Give all the records again, with no alterations.
--- START ---
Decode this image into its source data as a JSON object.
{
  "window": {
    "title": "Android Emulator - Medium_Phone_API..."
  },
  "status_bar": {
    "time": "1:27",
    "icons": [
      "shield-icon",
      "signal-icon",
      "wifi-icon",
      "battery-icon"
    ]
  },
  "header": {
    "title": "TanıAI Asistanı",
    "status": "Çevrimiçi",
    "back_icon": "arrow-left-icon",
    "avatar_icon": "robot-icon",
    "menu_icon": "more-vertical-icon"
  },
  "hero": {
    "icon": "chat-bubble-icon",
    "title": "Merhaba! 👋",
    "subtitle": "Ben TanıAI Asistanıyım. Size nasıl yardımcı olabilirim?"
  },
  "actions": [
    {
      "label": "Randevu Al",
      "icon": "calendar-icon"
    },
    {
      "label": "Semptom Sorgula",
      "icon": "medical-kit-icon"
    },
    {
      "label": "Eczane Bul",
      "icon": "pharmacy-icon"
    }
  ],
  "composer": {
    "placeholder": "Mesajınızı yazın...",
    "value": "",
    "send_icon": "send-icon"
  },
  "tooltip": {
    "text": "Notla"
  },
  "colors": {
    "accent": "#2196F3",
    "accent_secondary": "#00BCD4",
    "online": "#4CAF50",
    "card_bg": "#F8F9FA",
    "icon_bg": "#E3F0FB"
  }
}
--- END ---
| RESPONSE BELOW |
Decode this image into its source data as a JSON object.
{
  "window": {
    "title": "Android Emulator - Medium_Phone_API..."
  },
  "status_bar": {
    "time": "1:27",
    "icons": [
      "shield-icon",
      "signal-icon",
      "wifi-icon",
      "battery-icon"
    ]
  },
  "header": {
    "title": "TanıAI Asistanı",
    "status": "Çevrimiçi",
    "back_icon": "arrow-left-icon",
    "avatar_icon": "robot-icon",
    "menu_icon": "more-vertical-icon"
  },
  "hero": {
    "icon": "chat-bubble-icon",
    "title": "Merhaba! 👋",
    "subtitle": "Ben TanıAI Asistanıyım. Size nasıl yardımcı olabilirim?"
  },
  "actions": [
    {
      "label": "Randevu Al",
      "icon": "calendar-icon"
    },
    {
      "label": "Semptom Sorgula",
      "icon": "medical-kit-icon"
    },
    {
      "label": "Eczane Bul",
      "icon": "pharmacy-icon"
    }
  ],
  "composer": {
    "placeholder": "Mesajınızı yazın...",
    "value": "",
    "send_icon": "send-icon"
  },
  "tooltip": {
    "text": "Notla"
  },
  "colors": {
    "accent": "#2196F3",
    "accent_secondary": "#00BCD4",
    "online": "#4CAF50",
    "card_bg": "#F8F9FA",
    "icon_bg": "#E3F0FB"
  }
}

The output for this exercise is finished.